* _EXERCISE_:
Determine how many lines of the entries that follow contain "argument", and respond with that number alone.

* _PROVIDED RECORDS_:
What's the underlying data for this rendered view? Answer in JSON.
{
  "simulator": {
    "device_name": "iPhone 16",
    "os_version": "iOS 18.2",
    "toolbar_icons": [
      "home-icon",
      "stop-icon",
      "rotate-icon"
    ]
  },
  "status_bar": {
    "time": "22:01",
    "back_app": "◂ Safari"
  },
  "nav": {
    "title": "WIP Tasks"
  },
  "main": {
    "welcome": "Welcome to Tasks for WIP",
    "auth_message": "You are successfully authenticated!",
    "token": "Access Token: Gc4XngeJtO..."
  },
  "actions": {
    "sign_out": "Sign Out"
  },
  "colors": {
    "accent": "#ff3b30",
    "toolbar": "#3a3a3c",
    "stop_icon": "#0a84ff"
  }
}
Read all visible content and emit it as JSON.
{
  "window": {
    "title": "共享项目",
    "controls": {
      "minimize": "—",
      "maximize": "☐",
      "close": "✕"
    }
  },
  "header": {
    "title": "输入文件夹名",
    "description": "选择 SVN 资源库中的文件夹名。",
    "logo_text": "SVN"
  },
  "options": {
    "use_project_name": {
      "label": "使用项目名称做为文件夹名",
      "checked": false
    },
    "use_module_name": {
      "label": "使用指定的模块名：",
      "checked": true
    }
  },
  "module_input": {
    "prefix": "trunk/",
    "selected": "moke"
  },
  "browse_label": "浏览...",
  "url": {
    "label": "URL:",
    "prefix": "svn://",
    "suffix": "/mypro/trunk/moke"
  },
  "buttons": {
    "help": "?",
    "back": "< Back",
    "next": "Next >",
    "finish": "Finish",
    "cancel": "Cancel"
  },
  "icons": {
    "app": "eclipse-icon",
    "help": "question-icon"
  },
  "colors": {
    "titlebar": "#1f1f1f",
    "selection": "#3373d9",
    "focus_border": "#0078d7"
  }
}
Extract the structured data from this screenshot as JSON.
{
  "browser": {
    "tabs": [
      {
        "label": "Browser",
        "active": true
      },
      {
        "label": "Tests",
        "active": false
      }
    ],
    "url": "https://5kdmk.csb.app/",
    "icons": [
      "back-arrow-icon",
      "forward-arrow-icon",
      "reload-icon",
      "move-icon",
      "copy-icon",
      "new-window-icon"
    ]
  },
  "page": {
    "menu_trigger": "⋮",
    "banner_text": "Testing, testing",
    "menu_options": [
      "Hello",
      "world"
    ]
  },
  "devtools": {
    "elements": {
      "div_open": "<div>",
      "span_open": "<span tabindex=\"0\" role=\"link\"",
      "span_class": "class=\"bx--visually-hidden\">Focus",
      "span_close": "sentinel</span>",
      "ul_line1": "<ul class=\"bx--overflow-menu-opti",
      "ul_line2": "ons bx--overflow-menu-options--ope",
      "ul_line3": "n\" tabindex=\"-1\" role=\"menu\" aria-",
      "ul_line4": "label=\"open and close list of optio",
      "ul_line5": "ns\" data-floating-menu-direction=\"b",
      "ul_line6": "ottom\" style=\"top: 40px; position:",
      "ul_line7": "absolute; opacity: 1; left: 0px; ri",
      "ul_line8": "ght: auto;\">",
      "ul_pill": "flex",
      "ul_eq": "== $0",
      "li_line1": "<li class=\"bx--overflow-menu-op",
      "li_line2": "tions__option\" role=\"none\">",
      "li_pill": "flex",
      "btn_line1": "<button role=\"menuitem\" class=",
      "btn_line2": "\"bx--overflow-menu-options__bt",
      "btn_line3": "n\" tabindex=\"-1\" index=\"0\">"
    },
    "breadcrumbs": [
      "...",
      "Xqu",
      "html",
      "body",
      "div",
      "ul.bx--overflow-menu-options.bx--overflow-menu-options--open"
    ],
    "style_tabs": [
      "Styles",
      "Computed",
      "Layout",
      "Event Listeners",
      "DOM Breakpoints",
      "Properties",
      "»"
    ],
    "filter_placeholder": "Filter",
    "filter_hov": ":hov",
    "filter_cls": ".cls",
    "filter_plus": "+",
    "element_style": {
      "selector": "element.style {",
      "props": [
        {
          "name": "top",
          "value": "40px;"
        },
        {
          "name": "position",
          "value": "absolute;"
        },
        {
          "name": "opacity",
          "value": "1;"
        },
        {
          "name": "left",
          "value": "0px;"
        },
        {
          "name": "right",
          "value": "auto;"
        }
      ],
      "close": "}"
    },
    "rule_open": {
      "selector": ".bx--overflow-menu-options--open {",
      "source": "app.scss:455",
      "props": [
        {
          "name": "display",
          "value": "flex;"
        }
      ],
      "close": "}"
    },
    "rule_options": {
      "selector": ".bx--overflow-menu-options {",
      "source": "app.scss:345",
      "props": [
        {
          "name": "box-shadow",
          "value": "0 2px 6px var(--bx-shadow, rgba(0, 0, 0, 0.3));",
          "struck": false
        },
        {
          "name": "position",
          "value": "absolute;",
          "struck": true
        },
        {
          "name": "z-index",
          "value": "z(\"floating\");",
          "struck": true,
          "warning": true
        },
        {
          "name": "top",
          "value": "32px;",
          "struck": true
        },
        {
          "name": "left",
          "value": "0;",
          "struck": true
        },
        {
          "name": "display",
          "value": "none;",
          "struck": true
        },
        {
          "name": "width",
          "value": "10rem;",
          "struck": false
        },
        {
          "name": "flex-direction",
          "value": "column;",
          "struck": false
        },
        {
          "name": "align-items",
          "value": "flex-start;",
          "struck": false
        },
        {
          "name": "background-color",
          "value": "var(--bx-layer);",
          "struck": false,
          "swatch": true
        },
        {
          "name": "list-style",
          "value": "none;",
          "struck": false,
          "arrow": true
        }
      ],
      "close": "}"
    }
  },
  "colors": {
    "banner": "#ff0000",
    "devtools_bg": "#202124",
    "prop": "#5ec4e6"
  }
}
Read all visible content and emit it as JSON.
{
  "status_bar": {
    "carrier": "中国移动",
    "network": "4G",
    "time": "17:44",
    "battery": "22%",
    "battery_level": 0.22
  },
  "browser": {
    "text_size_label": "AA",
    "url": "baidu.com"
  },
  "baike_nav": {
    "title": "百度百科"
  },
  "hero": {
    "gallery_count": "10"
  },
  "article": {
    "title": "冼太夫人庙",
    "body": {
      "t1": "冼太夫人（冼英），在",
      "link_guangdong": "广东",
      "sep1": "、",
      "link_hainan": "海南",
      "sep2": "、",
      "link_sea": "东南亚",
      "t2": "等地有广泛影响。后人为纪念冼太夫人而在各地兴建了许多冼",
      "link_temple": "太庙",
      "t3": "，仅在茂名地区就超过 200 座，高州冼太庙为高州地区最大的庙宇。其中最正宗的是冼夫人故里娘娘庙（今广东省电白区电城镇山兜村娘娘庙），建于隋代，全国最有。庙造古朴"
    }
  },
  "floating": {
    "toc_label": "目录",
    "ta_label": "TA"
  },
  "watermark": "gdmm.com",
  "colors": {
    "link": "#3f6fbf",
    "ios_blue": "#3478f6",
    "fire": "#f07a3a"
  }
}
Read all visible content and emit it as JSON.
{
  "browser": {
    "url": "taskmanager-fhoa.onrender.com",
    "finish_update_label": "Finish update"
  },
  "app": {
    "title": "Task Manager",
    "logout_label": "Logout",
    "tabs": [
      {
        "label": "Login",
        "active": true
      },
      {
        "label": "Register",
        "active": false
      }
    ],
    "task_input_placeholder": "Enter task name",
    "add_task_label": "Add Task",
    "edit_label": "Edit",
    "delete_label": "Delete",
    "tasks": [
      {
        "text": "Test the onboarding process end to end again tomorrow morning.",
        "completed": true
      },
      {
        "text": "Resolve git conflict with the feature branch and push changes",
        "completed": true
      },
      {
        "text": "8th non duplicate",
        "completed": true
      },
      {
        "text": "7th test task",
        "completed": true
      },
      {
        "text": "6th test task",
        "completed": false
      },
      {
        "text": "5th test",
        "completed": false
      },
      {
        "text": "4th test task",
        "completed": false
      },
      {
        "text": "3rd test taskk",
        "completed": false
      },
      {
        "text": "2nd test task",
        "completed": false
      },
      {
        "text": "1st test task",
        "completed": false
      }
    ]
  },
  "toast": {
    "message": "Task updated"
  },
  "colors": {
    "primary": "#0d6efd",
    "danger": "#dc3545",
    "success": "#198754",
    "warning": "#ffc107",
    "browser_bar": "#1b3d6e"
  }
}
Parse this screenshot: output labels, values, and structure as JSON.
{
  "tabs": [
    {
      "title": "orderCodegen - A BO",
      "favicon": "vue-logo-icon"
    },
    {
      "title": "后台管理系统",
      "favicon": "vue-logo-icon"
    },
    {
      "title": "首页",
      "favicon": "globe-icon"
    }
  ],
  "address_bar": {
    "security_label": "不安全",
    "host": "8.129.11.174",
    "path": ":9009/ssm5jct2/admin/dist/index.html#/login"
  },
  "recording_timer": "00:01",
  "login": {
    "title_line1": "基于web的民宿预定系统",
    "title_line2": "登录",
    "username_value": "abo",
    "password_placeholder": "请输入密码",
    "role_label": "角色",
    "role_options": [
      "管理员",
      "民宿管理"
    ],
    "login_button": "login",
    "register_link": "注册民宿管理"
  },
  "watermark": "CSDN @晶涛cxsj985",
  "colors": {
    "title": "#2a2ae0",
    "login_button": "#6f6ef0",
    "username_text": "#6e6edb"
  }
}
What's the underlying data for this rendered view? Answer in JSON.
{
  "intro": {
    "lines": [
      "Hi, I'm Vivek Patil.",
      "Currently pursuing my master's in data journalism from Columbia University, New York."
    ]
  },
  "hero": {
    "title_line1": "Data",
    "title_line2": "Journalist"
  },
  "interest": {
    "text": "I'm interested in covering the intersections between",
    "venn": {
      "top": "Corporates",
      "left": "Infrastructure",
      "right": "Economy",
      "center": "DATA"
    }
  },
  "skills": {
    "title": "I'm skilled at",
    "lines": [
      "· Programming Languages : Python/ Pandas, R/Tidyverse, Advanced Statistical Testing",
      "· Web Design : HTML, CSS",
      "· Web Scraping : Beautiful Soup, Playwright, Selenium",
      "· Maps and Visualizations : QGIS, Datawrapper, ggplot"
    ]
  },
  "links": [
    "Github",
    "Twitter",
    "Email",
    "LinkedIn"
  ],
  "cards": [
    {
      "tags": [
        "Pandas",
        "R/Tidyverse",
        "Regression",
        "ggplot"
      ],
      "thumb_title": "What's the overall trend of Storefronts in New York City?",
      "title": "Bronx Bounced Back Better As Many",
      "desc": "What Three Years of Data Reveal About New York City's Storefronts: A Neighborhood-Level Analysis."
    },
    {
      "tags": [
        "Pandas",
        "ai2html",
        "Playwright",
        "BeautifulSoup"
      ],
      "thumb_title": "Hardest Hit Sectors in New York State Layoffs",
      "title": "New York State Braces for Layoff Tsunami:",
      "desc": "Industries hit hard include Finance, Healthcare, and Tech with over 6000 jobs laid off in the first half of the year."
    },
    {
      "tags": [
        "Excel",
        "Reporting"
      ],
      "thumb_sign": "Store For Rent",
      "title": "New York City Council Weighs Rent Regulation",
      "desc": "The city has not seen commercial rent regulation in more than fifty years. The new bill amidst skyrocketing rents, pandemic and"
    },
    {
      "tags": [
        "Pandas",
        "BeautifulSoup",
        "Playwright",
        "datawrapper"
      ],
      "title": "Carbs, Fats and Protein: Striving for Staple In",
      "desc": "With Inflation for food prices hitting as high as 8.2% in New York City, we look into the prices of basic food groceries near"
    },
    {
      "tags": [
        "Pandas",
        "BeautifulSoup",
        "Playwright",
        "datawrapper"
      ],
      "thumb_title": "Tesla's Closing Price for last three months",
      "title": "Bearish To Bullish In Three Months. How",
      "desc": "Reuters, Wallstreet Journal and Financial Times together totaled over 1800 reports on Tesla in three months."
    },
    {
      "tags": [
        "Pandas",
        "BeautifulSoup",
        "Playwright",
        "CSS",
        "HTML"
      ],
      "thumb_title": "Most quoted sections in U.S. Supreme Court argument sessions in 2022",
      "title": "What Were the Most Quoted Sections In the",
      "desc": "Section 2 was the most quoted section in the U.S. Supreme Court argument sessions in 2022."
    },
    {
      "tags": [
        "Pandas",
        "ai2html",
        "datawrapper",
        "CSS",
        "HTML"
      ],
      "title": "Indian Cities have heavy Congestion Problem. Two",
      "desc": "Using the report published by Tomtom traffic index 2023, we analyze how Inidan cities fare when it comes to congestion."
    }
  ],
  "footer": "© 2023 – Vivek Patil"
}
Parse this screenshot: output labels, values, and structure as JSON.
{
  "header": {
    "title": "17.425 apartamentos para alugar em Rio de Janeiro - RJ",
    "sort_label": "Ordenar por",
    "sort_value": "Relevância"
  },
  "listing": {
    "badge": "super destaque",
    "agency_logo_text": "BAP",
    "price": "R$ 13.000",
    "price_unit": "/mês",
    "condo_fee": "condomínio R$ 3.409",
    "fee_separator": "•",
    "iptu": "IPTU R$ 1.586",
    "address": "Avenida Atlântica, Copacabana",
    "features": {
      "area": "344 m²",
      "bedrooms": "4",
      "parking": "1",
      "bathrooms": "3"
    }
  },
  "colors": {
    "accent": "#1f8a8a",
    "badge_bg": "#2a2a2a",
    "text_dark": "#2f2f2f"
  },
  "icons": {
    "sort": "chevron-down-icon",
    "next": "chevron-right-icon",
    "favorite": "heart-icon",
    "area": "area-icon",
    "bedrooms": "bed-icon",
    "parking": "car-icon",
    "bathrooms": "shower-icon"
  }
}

* _SOLVED PROBLEM_:
2